TASK TO COMPLETE: Identify each line below containing the string "preview" and copy it.

EXCERPTED RECORDS:

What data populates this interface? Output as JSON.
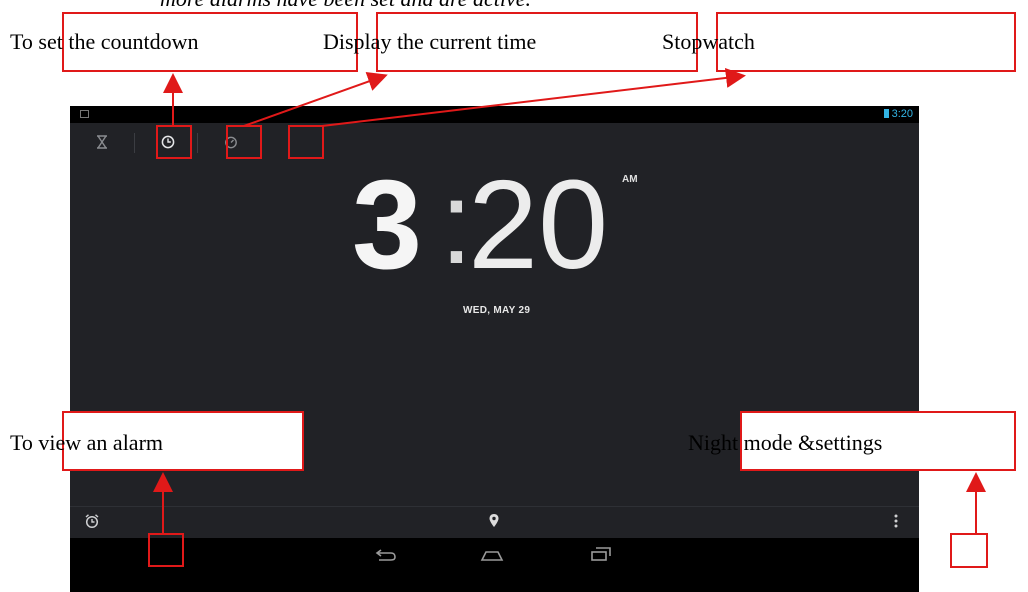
{
  "caption": "more alarms have been set and are active.",
  "screen": {
    "status_time": "3:20",
    "clock": {
      "hour": "3",
      "colon": ":",
      "minutes": "20",
      "ampm": "AM"
    },
    "date": "WED, MAY 29",
    "tabs": [
      {
        "icon": "hourglass-icon",
        "glyph": "⌛",
        "active": false
      },
      {
        "icon": "clock-icon",
        "glyph": "◷",
        "active": true
      },
      {
        "icon": "stopwatch-icon",
        "glyph": "◔",
        "active": false
      }
    ],
    "bottom": {
      "alarm_icon": "alarm-clock-icon",
      "location_icon": "map-pin-icon",
      "menu_icon": "overflow-menu-icon"
    },
    "nav": {
      "back": "⮌",
      "home": "⌂",
      "recents": "❐"
    }
  },
  "annotations": {
    "countdown": "To set the countdown",
    "current_time": "Display the current time",
    "stopwatch": "Stopwatch",
    "view_alarm": "To view an alarm",
    "night_mode": "Night mode &settings"
  },
  "colors": {
    "annotation": "#e01919",
    "screen_bg": "#212226",
    "accent": "#33b5e5"
  }
}
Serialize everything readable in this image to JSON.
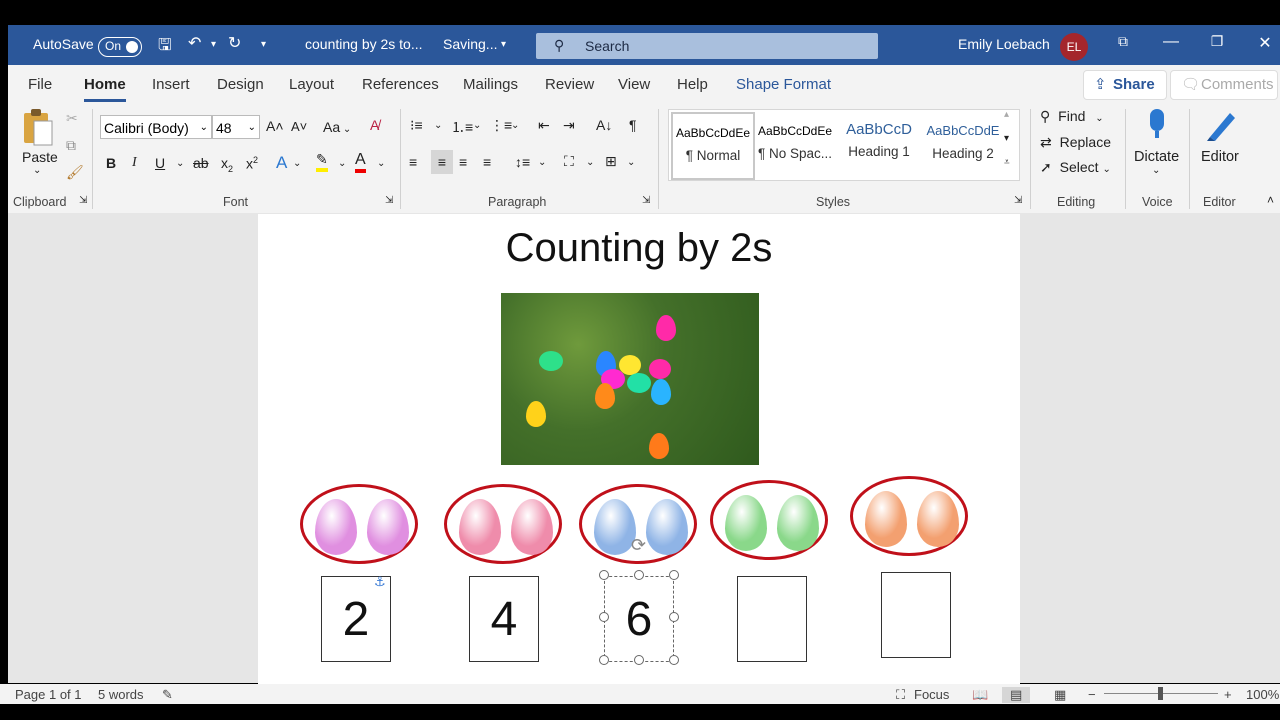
{
  "titlebar": {
    "autosave_label": "AutoSave",
    "autosave_state": "On",
    "doc_title": "counting by 2s to...",
    "save_status": "Saving...",
    "search_placeholder": "Search",
    "user_name": "Emily Loebach",
    "user_initials": "EL"
  },
  "menu": {
    "tabs": [
      "File",
      "Home",
      "Insert",
      "Design",
      "Layout",
      "References",
      "Mailings",
      "Review",
      "View",
      "Help",
      "Shape Format"
    ],
    "active_tab": "Home",
    "share_label": "Share",
    "comments_label": "Comments"
  },
  "ribbon": {
    "clipboard": {
      "paste_label": "Paste",
      "group_label": "Clipboard"
    },
    "font": {
      "font_name": "Calibri (Body)",
      "font_size": "48",
      "group_label": "Font",
      "case_label": "Aa"
    },
    "paragraph": {
      "group_label": "Paragraph"
    },
    "styles": {
      "group_label": "Styles",
      "items": [
        {
          "preview": "AaBbCcDdEe",
          "name": "¶ Normal"
        },
        {
          "preview": "AaBbCcDdEe",
          "name": "¶ No Spac..."
        },
        {
          "preview": "AaBbCcD",
          "name": "Heading 1"
        },
        {
          "preview": "AaBbCcDdE",
          "name": "Heading 2"
        }
      ]
    },
    "editing": {
      "find_label": "Find",
      "replace_label": "Replace",
      "select_label": "Select",
      "group_label": "Editing"
    },
    "voice": {
      "dictate_label": "Dictate",
      "group_label": "Voice"
    },
    "editor": {
      "editor_label": "Editor",
      "group_label": "Editor"
    }
  },
  "document": {
    "title": "Counting by 2s",
    "egg_groups": [
      {
        "color": "#e08fe0",
        "number": "2"
      },
      {
        "color": "#ef8cab",
        "number": "4"
      },
      {
        "color": "#8fb4e6",
        "number": "6"
      },
      {
        "color": "#8ad88a",
        "number": ""
      },
      {
        "color": "#f3a070",
        "number": ""
      }
    ]
  },
  "statusbar": {
    "page": "Page 1 of 1",
    "words": "5 words",
    "focus": "Focus",
    "zoom": "100%"
  },
  "colors": {
    "word_blue": "#2b579a",
    "oval_red": "#c0101a",
    "avatar": "#a4262c"
  }
}
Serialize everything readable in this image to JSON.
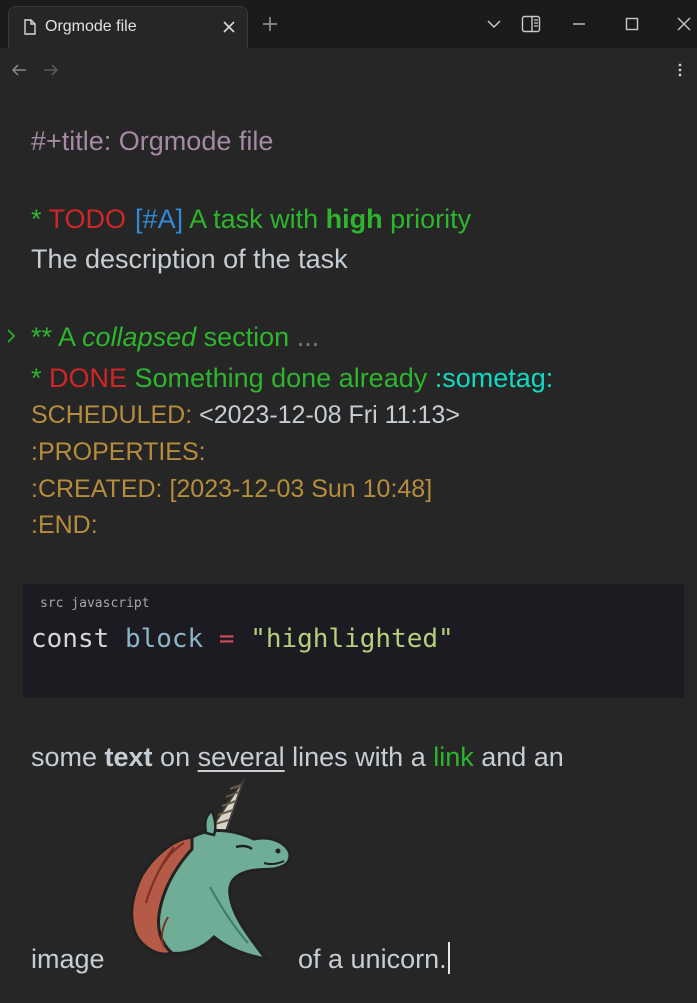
{
  "window": {
    "tab_title": "Orgmode file",
    "icons": [
      "file-icon",
      "close-icon",
      "plus-icon",
      "chevron-down-icon",
      "sidebar-toggle-icon",
      "minimize-icon",
      "maximize-icon",
      "close-window-icon",
      "back-arrow-icon",
      "forward-arrow-icon",
      "kebab-menu-icon"
    ]
  },
  "doc": {
    "title_line": "#+title: Orgmode file",
    "heading1": {
      "stars": "* ",
      "keyword": "TODO",
      "priority": "[#A]",
      "text_before": " A task with ",
      "bold": "high",
      "text_after": " priority"
    },
    "description": "The description of the task",
    "heading2": {
      "stars": "** A ",
      "italic": "collapsed",
      "text_after": " section ",
      "ellipsis": "..."
    },
    "heading3": {
      "stars": "* ",
      "keyword": "DONE",
      "text": " Something done already ",
      "tag": ":sometag:"
    },
    "scheduled_label": "SCHEDULED:",
    "scheduled_value": " <2023-12-08 Fri 11:13>",
    "properties_line": ":PROPERTIES:",
    "created_line": ":CREATED: [2023-12-03 Sun 10:48]",
    "end_line": ":END:",
    "src_label": "src javascript",
    "code": {
      "kw": "const",
      "var": "block",
      "op": "=",
      "str": "\"highlighted\""
    },
    "para1": {
      "a": "some ",
      "bold": "text",
      "b": " on ",
      "underline": "several",
      "c": " lines with a ",
      "link": "link",
      "d": " and an"
    },
    "para2": {
      "a": "image",
      "b": "of a unicorn."
    }
  },
  "colors": {
    "background": "#262626",
    "heading": "#2db52d",
    "todo": "#cf2727",
    "priority": "#2f8bd6",
    "tag": "#13d8c2",
    "meta": "#b58d3c",
    "title_meta": "#a48aa4"
  }
}
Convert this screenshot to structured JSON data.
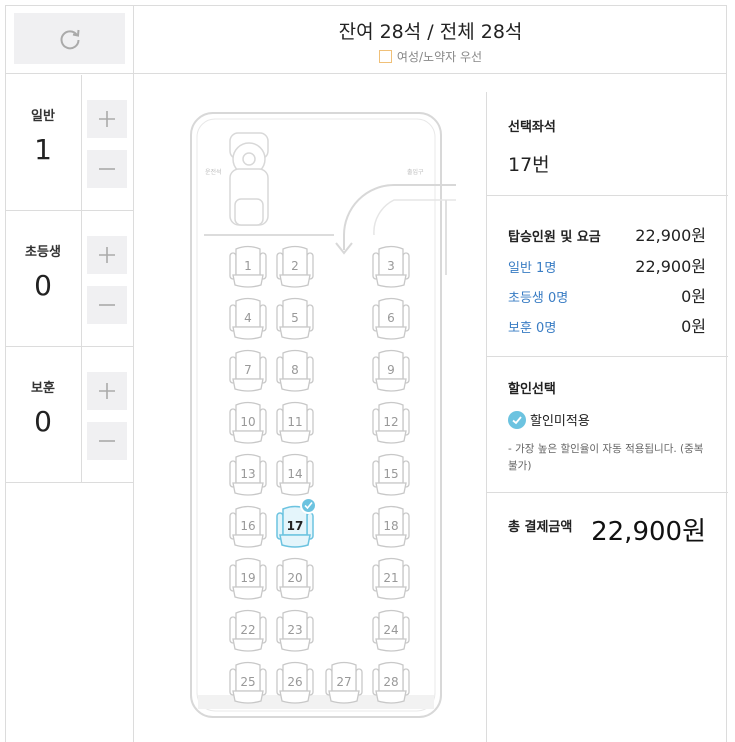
{
  "header": {
    "title": "잔여 28석 / 전체 28석",
    "legend_label": "여성/노약자 우선"
  },
  "counters": [
    {
      "label": "일반",
      "count": "1"
    },
    {
      "label": "초등생",
      "count": "0"
    },
    {
      "label": "보훈",
      "count": "0"
    }
  ],
  "bus": {
    "driver_label": "운전석",
    "door_label": "출입구",
    "selected_seat": 17,
    "seats": [
      {
        "number": "1",
        "col": 0,
        "row": 0
      },
      {
        "number": "2",
        "col": 1,
        "row": 0
      },
      {
        "number": "3",
        "col": 3,
        "row": 0
      },
      {
        "number": "4",
        "col": 0,
        "row": 1
      },
      {
        "number": "5",
        "col": 1,
        "row": 1
      },
      {
        "number": "6",
        "col": 3,
        "row": 1
      },
      {
        "number": "7",
        "col": 0,
        "row": 2
      },
      {
        "number": "8",
        "col": 1,
        "row": 2
      },
      {
        "number": "9",
        "col": 3,
        "row": 2
      },
      {
        "number": "10",
        "col": 0,
        "row": 3
      },
      {
        "number": "11",
        "col": 1,
        "row": 3
      },
      {
        "number": "12",
        "col": 3,
        "row": 3
      },
      {
        "number": "13",
        "col": 0,
        "row": 4
      },
      {
        "number": "14",
        "col": 1,
        "row": 4
      },
      {
        "number": "15",
        "col": 3,
        "row": 4
      },
      {
        "number": "16",
        "col": 0,
        "row": 5
      },
      {
        "number": "17",
        "col": 1,
        "row": 5
      },
      {
        "number": "18",
        "col": 3,
        "row": 5
      },
      {
        "number": "19",
        "col": 0,
        "row": 6
      },
      {
        "number": "20",
        "col": 1,
        "row": 6
      },
      {
        "number": "21",
        "col": 3,
        "row": 6
      },
      {
        "number": "22",
        "col": 0,
        "row": 7
      },
      {
        "number": "23",
        "col": 1,
        "row": 7
      },
      {
        "number": "24",
        "col": 3,
        "row": 7
      },
      {
        "number": "25",
        "col": 0,
        "row": 8
      },
      {
        "number": "26",
        "col": 1,
        "row": 8
      },
      {
        "number": "27",
        "col": 2,
        "row": 8
      },
      {
        "number": "28",
        "col": 3,
        "row": 8
      }
    ]
  },
  "selection": {
    "title": "선택좌석",
    "value": "17번"
  },
  "fare": {
    "title": "탑승인원 및 요금",
    "total": "22,900원",
    "rows": [
      {
        "label": "일반 1명",
        "amount": "22,900원"
      },
      {
        "label": "초등생 0명",
        "amount": "0원"
      },
      {
        "label": "보훈 0명",
        "amount": "0원"
      }
    ]
  },
  "discount": {
    "title": "할인선택",
    "option": "할인미적용",
    "note": "- 가장 높은 할인율이 자동 적용됩니다. (중복불가)"
  },
  "payment": {
    "title": "총 결제금액",
    "amount": "22,900원"
  },
  "colors": {
    "selected_seat": "#6cc3e0",
    "link_blue": "#3a7dc4",
    "priority_legend": "#f0c078",
    "button_bg": "#f0f0f2"
  }
}
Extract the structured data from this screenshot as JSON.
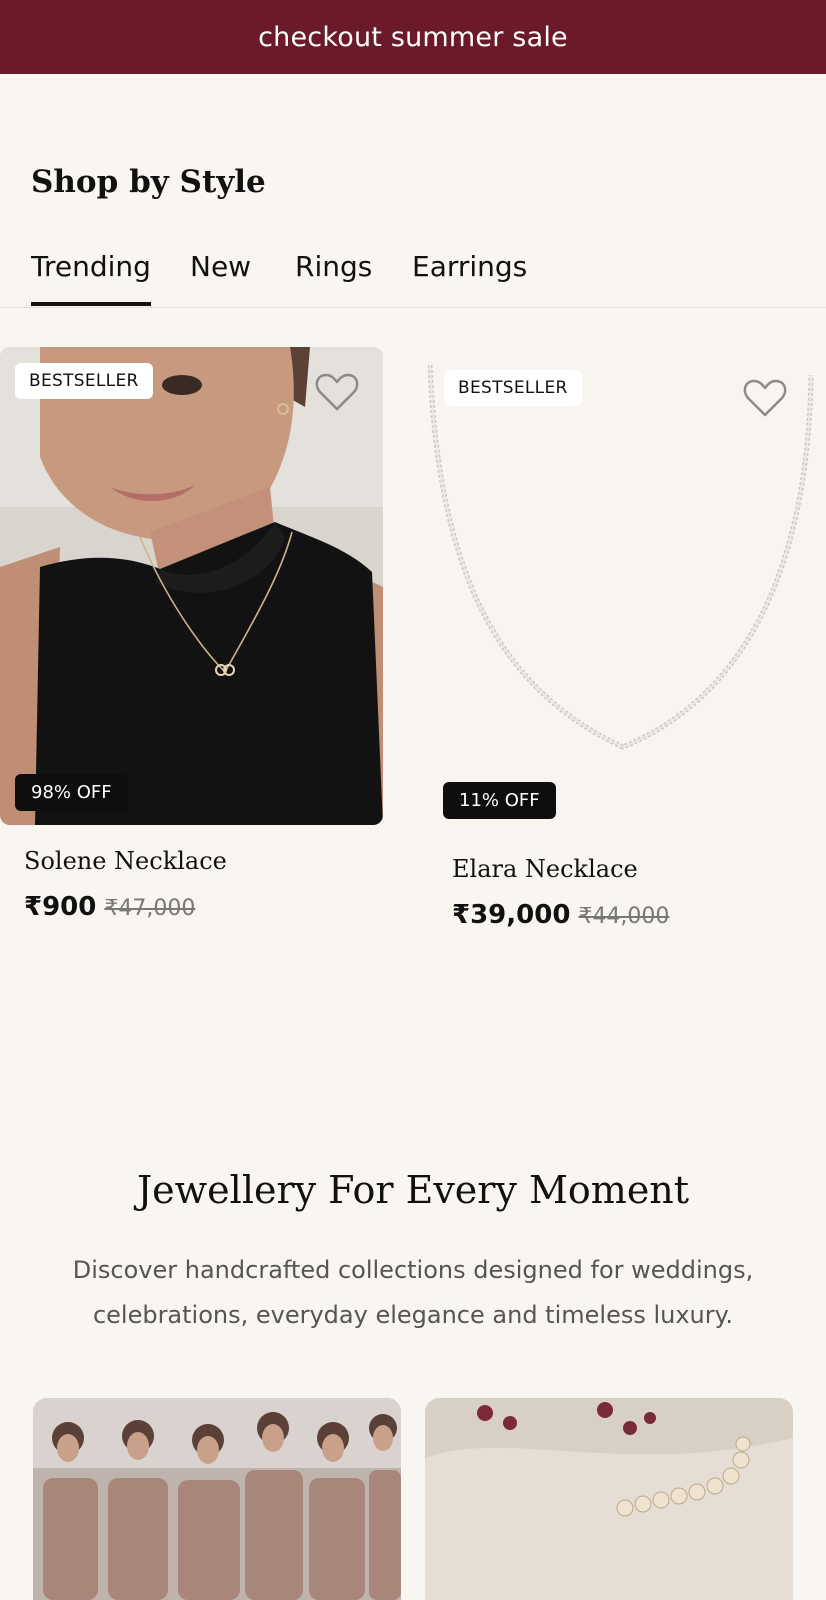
{
  "banner": {
    "text": "checkout summer sale"
  },
  "section": {
    "title": "Shop by Style"
  },
  "tabs": [
    {
      "label": "Trending",
      "active": true
    },
    {
      "label": "New",
      "active": false
    },
    {
      "label": "Rings",
      "active": false
    },
    {
      "label": "Earrings",
      "active": false
    }
  ],
  "products": [
    {
      "badge": "BESTSELLER",
      "discount": "98% OFF",
      "name": "Solene Necklace",
      "price": "₹900",
      "old_price": "₹47,000"
    },
    {
      "badge": "BESTSELLER",
      "discount": "11% OFF",
      "name": "Elara Necklace",
      "price": "₹39,000",
      "old_price": "₹44,000"
    }
  ],
  "promo": {
    "headline": "Jewellery For Every Moment",
    "description": "Discover handcrafted collections designed for weddings, celebrations, everyday elegance and timeless luxury."
  },
  "icons": {
    "wishlist": "heart-outline-icon"
  },
  "colors": {
    "banner_bg": "#6c1a2a",
    "page_bg": "#f9f6f2"
  }
}
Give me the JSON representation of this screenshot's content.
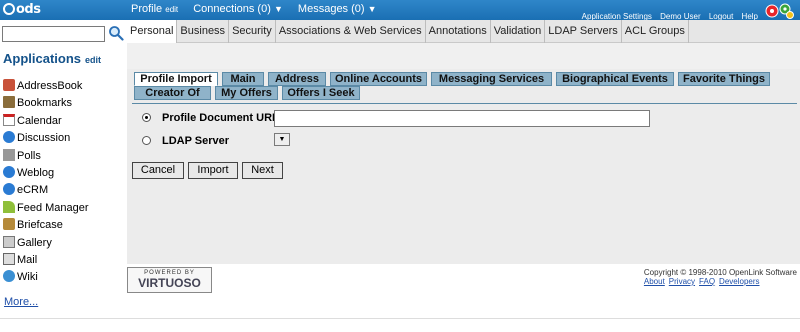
{
  "topbar": {
    "logo": "ods",
    "nav": [
      {
        "label": "Profile",
        "suffix": "edit"
      },
      {
        "label": "Connections (0)",
        "suffix": "▼"
      },
      {
        "label": "Messages (0)",
        "suffix": "▼"
      }
    ],
    "links": [
      "Application Settings",
      "Demo User",
      "Logout",
      "Help"
    ]
  },
  "search": {
    "value": "",
    "placeholder": ""
  },
  "tabs": [
    "Personal",
    "Business",
    "Security",
    "Associations & Web Services",
    "Annotations",
    "Validation",
    "LDAP Servers",
    "ACL Groups"
  ],
  "sidebar": {
    "title": "Applications",
    "edit_label": "edit",
    "items": [
      {
        "label": "AddressBook",
        "icon": "addressbook-icon",
        "color": "#c8523a"
      },
      {
        "label": "Bookmarks",
        "icon": "bookmarks-icon",
        "color": "#8a6d3b"
      },
      {
        "label": "Calendar",
        "icon": "calendar-icon",
        "color": "#c22"
      },
      {
        "label": "Discussion",
        "icon": "discussion-icon",
        "color": "#2a7bd3"
      },
      {
        "label": "Polls",
        "icon": "polls-icon",
        "color": "#777"
      },
      {
        "label": "Weblog",
        "icon": "weblog-icon",
        "color": "#2a7bd3"
      },
      {
        "label": "eCRM",
        "icon": "ecrm-icon",
        "color": "#2a7bd3"
      },
      {
        "label": "Feed Manager",
        "icon": "feed-manager-icon",
        "color": "#8fbf3a"
      },
      {
        "label": "Briefcase",
        "icon": "briefcase-icon",
        "color": "#b58a3a"
      },
      {
        "label": "Gallery",
        "icon": "gallery-icon",
        "color": "#888"
      },
      {
        "label": "Mail",
        "icon": "mail-icon",
        "color": "#666"
      },
      {
        "label": "Wiki",
        "icon": "wiki-icon",
        "color": "#3a8fd3"
      }
    ],
    "more": "More..."
  },
  "subtabs": [
    "Profile Import",
    "Main",
    "Address",
    "Online Accounts",
    "Messaging Services",
    "Biographical Events",
    "Favorite Things",
    "Creator Of",
    "My Offers",
    "Offers I Seek"
  ],
  "form": {
    "url_label": "Profile Document URL",
    "url_value": "",
    "ldap_label": "LDAP Server",
    "ldap_value": "",
    "buttons": [
      "Cancel",
      "Import",
      "Next"
    ]
  },
  "footer": {
    "badge_top": "POWERED BY",
    "badge_name": "VIRTUOSO",
    "copyright": "Copyright © 1998-2010 OpenLink Software",
    "links": [
      "About",
      "Privacy",
      "FAQ",
      "Developers"
    ]
  },
  "colors": {
    "topbar": "#1f77c0",
    "subtab": "#8fb3c9",
    "title": "#14528a"
  }
}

REPLY TO THE TASK:
          "preview": "AaBbCcDdEe",
          "preview": "AaBbCcDdEe",
          "preview": "AaBbCcD",
          "preview": "AaBbCcDdE",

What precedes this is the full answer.